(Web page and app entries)
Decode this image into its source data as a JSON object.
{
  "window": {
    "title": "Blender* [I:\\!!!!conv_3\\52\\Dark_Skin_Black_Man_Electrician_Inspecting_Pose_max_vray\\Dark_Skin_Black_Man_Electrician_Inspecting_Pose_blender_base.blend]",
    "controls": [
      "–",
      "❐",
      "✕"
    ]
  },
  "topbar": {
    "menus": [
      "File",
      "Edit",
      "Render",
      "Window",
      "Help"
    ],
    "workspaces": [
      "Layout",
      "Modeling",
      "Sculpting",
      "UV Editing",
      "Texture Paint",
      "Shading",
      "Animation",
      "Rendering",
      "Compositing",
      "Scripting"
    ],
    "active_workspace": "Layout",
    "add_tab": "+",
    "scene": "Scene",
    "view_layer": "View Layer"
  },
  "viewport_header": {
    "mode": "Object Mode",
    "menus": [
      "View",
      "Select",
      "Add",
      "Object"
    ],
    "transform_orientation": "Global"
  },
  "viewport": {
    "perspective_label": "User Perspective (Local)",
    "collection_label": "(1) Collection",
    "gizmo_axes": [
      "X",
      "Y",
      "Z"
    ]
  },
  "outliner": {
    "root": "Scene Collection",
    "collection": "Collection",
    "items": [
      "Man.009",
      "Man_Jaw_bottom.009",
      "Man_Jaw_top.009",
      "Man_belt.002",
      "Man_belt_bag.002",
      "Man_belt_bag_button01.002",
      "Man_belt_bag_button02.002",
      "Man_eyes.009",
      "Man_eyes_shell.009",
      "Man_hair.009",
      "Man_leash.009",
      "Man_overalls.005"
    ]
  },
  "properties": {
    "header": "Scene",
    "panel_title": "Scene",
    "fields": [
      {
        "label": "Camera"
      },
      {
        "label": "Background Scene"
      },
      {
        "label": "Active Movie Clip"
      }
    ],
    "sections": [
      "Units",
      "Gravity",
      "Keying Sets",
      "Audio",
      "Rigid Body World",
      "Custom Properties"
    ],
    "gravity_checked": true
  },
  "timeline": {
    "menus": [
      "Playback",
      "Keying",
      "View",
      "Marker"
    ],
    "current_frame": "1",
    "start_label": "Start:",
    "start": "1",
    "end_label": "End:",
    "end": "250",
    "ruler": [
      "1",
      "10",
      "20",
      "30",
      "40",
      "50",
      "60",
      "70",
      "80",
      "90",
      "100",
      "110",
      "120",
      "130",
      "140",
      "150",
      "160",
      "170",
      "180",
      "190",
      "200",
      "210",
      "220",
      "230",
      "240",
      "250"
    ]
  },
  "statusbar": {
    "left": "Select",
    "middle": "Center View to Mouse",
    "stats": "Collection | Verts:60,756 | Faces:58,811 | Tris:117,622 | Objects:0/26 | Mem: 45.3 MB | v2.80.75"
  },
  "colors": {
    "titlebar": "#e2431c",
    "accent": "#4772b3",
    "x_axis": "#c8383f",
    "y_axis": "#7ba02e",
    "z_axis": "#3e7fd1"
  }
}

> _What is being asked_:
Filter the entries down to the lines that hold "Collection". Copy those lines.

> _Reply to the exercise_:
    "collection_label": "(1) Collection",
    "root": "Scene Collection",
    "collection": "Collection",
    "stats": "Collection | Verts:60,756 | Faces:58,811 | Tris:117,622 | Objects:0/26 | Mem: 45.3 MB | v2.80.75"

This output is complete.